What is a parent like me supposed to do? Let my child grow lonely or push her into classes as well, even if she eventually grows to hate them because they start to feel like school? Do I give myself the false satisfaction that I’m doing the best for my child by ‘exposing’ her to as many activities as I can cram in her limited hours, or should I tell myself that I’m a bad parent for not giving her my own time and relying on these classes instead?

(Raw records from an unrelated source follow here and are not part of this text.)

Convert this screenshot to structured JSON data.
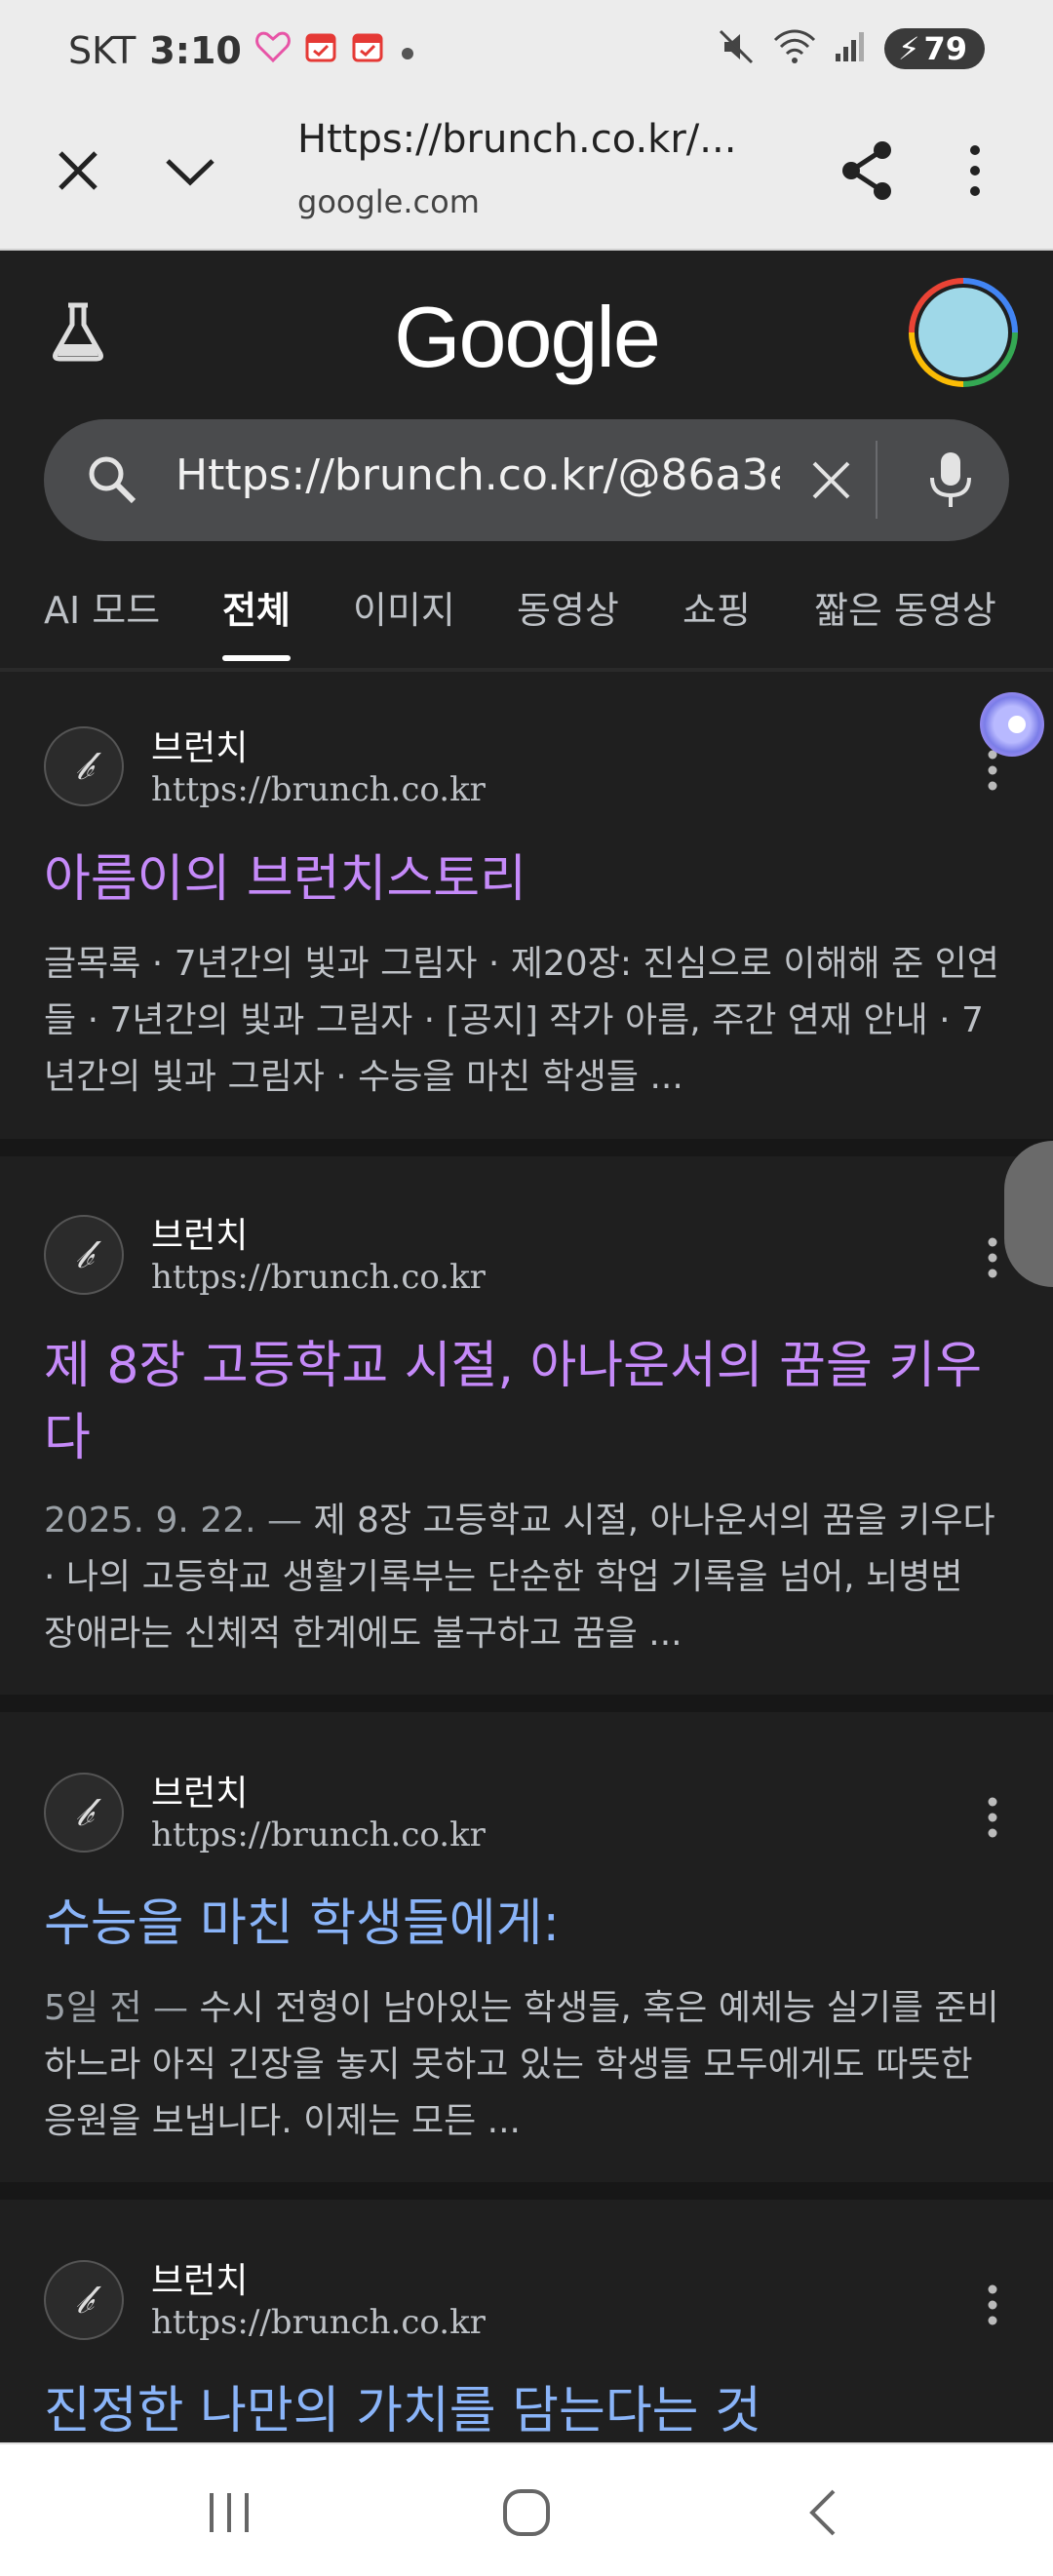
{
  "status_bar": {
    "carrier": "SKT",
    "time": "3:10",
    "battery": "79"
  },
  "browser": {
    "url_title": "Https://brunch.co.kr/...",
    "domain": "google.com"
  },
  "google": {
    "logo": "Google",
    "query": "Https://brunch.co.kr/@86a3e",
    "tabs": [
      "AI 모드",
      "전체",
      "이미지",
      "동영상",
      "쇼핑",
      "짧은 동영상"
    ],
    "active_tab": "전체"
  },
  "results": [
    {
      "site": "브런치",
      "url": "https://brunch.co.kr",
      "title": "아름이의 브런치스토리",
      "visited": true,
      "snippet_lines": [
        "글목록 · 7년간의 빛과 그림자 · 제20장: 진심으로 이해해 준 인연",
        "들 · 7년간의 빛과 그림자 · [공지] 작가 아름, 주간 연재 안내 · 7",
        "년간의 빛과 그림자 · 수능을 마친 학생들 ..."
      ]
    },
    {
      "site": "브런치",
      "url": "https://brunch.co.kr",
      "title_lines": [
        "제 8장 고등학교 시절, 아나운서의 꿈을 키우",
        "다"
      ],
      "visited": true,
      "date": "2025. 9. 22. —",
      "snippet_lines": [
        " 제 8장 고등학교 시절, 아나운서의 꿈을 키우다",
        "· 나의 고등학교 생활기록부는 단순한 학업 기록을 넘어, 뇌병변",
        "장애라는 신체적 한계에도 불구하고 꿈을 ..."
      ]
    },
    {
      "site": "브런치",
      "url": "https://brunch.co.kr",
      "title": "수능을 마친 학생들에게:",
      "visited": false,
      "date": "5일 전 —",
      "snippet_lines": [
        " 수시 전형이 남아있는 학생들, 혹은 예체능 실기를 준비",
        "하느라 아직 긴장을 놓지 못하고 있는 학생들 모두에게도 따뜻한",
        "응원을 보냅니다. 이제는 모든 ..."
      ]
    },
    {
      "site": "브런치",
      "url": "https://brunch.co.kr",
      "title": "진정한 나만의 가치를 담는다는 것",
      "visited": false
    }
  ],
  "colors": {
    "visited_link": "#c58af9",
    "link": "#8ab4f8",
    "background": "#1f1f1f"
  }
}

I understand all of us are well meaning parents who only want the best for our children. Many of us modern day parents are working full time and can’t afford to leave their jobs, just so they can spend ‘quality time’ with their kids and families. Our jobs and the growing competition in the world means that we either plough along and devote ourselves single-mindedly towards achieving a career goal, or risk falling into mediocrity and losing out on career opportunities.
But again, who’s fault is that?

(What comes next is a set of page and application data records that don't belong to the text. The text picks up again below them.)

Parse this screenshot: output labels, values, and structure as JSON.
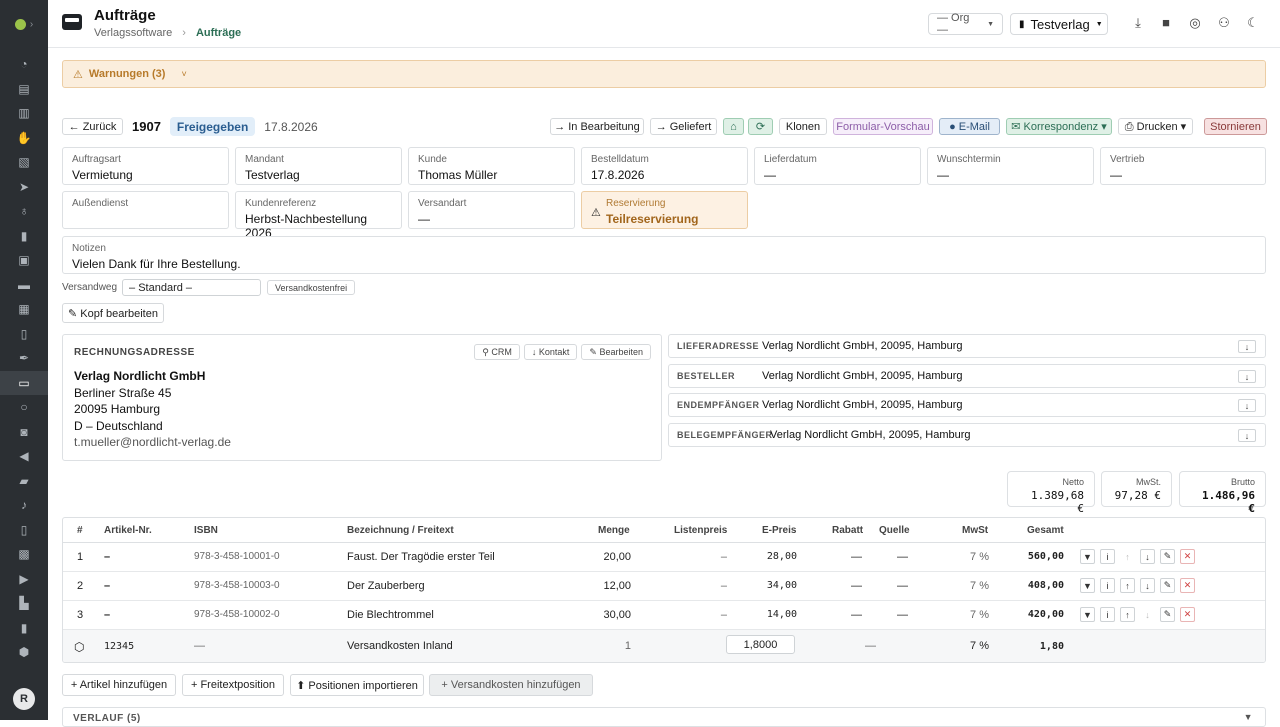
{
  "app": {
    "title": "Aufträge",
    "breadcrumb": [
      "Verlagssoftware",
      "Aufträge"
    ]
  },
  "header": {
    "org_select": "— Org —",
    "verlag_select": "Testverlag"
  },
  "rail": {
    "avatar": "R",
    "icons": [
      "dashboard-icon",
      "calendar-icon",
      "kanban-icon",
      "hand-icon",
      "stack-icon",
      "send-icon",
      "bulb-icon",
      "library-icon",
      "image-icon",
      "briefcase-icon",
      "news-icon",
      "receipt-icon",
      "feather-icon",
      "orders-icon",
      "circle-icon",
      "bag-icon",
      "megaphone-icon",
      "car-icon",
      "music-icon",
      "document-icon",
      "boxes-icon",
      "truck-icon",
      "stats-icon",
      "invoice-icon",
      "shield-icon"
    ]
  },
  "warnings": {
    "label": "Warnungen (3)"
  },
  "order": {
    "back": "← Zurück",
    "number": "1907",
    "status": "Freigegeben",
    "date": "17.8.2026",
    "actions": [
      "→ In Bearbeitung",
      "→ Geliefert",
      "⌂",
      "⟳",
      "Klonen",
      "Formular-Vorschau",
      "● E-Mail",
      "✉ Korrespondenz ▾",
      "⎙ Drucken ▾",
      "Stornieren"
    ],
    "fields": [
      {
        "label": "Auftragsart",
        "value": "Vermietung"
      },
      {
        "label": "Mandant",
        "value": "Testverlag"
      },
      {
        "label": "Kunde",
        "value": "Thomas Müller"
      },
      {
        "label": "Bestelldatum",
        "value": "17.8.2026"
      },
      {
        "label": "Lieferdatum",
        "value": "—"
      },
      {
        "label": "Wunschtermin",
        "value": "—"
      },
      {
        "label": "Vertrieb",
        "value": "—"
      },
      {
        "label": "Außendienst",
        "value": ""
      },
      {
        "label": "Kundenreferenz",
        "value": "Herbst-Nachbestellung 2026"
      },
      {
        "label": "Versandart",
        "value": "—"
      },
      {
        "label": "Reservierung",
        "value": "Teilreservierung"
      }
    ],
    "notes_label": "Notizen",
    "notes": "Vielen Dank für Ihre Bestellung.",
    "versandweg_label": "Versandweg",
    "versandweg": "– Standard –",
    "versandkostenfrei": "Versandkostenfrei",
    "edit_head": "✎ Kopf bearbeiten"
  },
  "billing": {
    "title": "RECHNUNGSADRESSE",
    "crm": "⚲ CRM",
    "kontakt": "↓ Kontakt",
    "bearbeiten": "✎ Bearbeiten",
    "name": "Verlag Nordlicht GmbH",
    "street": "Berliner Straße 45",
    "city": "20095 Hamburg",
    "country": "D – Deutschland",
    "email": "t.mueller@nordlicht-verlag.de"
  },
  "addresses": [
    {
      "label": "LIEFERADRESSE",
      "value": "Verlag Nordlicht GmbH, 20095, Hamburg"
    },
    {
      "label": "BESTELLER",
      "value": "Verlag Nordlicht GmbH, 20095, Hamburg"
    },
    {
      "label": "ENDEMPFÄNGER",
      "value": "Verlag Nordlicht GmbH, 20095, Hamburg"
    },
    {
      "label": "BELEGEMPFÄNGER",
      "value": "Verlag Nordlicht GmbH, 20095, Hamburg"
    }
  ],
  "totals": {
    "netto_label": "Netto",
    "netto": "1.389,68 €",
    "mwst_label": "MwSt.",
    "mwst": "97,28 €",
    "brutto_label": "Brutto",
    "brutto": "1.486,96 €"
  },
  "table": {
    "headers": [
      "#",
      "Artikel-Nr.",
      "ISBN",
      "Bezeichnung / Freitext",
      "Menge",
      "Listenpreis",
      "E-Preis",
      "Rabatt",
      "Quelle",
      "MwSt",
      "Gesamt"
    ],
    "rows": [
      {
        "pos": "1",
        "art": "–",
        "isbn": "978-3-458-10001-0",
        "name": "Faust. Der Tragödie erster Teil",
        "menge": "20,00",
        "liste": "–",
        "epreis": "28,00",
        "rabatt": "—",
        "quelle": "—",
        "mwst": "7 %",
        "gesamt": "560,00"
      },
      {
        "pos": "2",
        "art": "–",
        "isbn": "978-3-458-10003-0",
        "name": "Der Zauberberg",
        "menge": "12,00",
        "liste": "–",
        "epreis": "34,00",
        "rabatt": "—",
        "quelle": "—",
        "mwst": "7 %",
        "gesamt": "408,00"
      },
      {
        "pos": "3",
        "art": "–",
        "isbn": "978-3-458-10002-0",
        "name": "Die Blechtrommel",
        "menge": "30,00",
        "liste": "–",
        "epreis": "14,00",
        "rabatt": "—",
        "quelle": "—",
        "mwst": "7 %",
        "gesamt": "420,00"
      }
    ],
    "shipping": {
      "art": "12345",
      "isbn": "—",
      "name": "Versandkosten Inland",
      "menge": "1",
      "epreis": "1,8000",
      "rabatt": "—",
      "mwst": "7 %",
      "gesamt": "1,80"
    }
  },
  "bottom": {
    "add_article": "+ Artikel hinzufügen",
    "add_free": "+ Freitextposition",
    "import": "⬆ Positionen importieren",
    "add_shipping": "+ Versandkosten hinzufügen"
  },
  "history": {
    "label": "VERLAUF (5)"
  },
  "colors": {
    "rail": "#2b2f33",
    "accent": "#2c6e55",
    "warning_bg": "#fbeedd",
    "warning_text": "#b77a2a",
    "status_bg": "#e2eef9"
  }
}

Is it not our fault that we have created an atmosphere today where we can’t help cutting each other’s throats? Is it not our fault that we don’t demand, from our employers, enough time for ourselves and our families?
Is it not our collective responsibility that we do not let ourselves be reduced to being corporate slaves, or slaves to money-mindedness, and instead aim at leading a happy, peaceful and holistic life?
I bet if the entire workforce of a nation decided one day that they should not work beyond a fixed number of hours a day, that they won’t be allowed to take work home, and that they will instead be penalised if they work late, it would not only lead to happier families but also to greater efficiency within those work hours.
The world we have brought our children into today is growing at a very fast pace and is exceedingly competitive. We lament how are kids are losing their childhoods to over exposure, primarily through screen time (though, ironically, right from Nursery our kids are exposed to educational aids played on ‘screens’). We worry that unless they join such classes, or take tuitions, and not just play in an open ground, they won’t be capable of surviving the competition.
But should we not wonder that this competition is perhaps our own creation? That we’ve robbed them of their playtime? That in our attempt at being good parents, we’re actually failures as parents?
Copyright ©2017 Pradita Kapahi.
All rights reserved.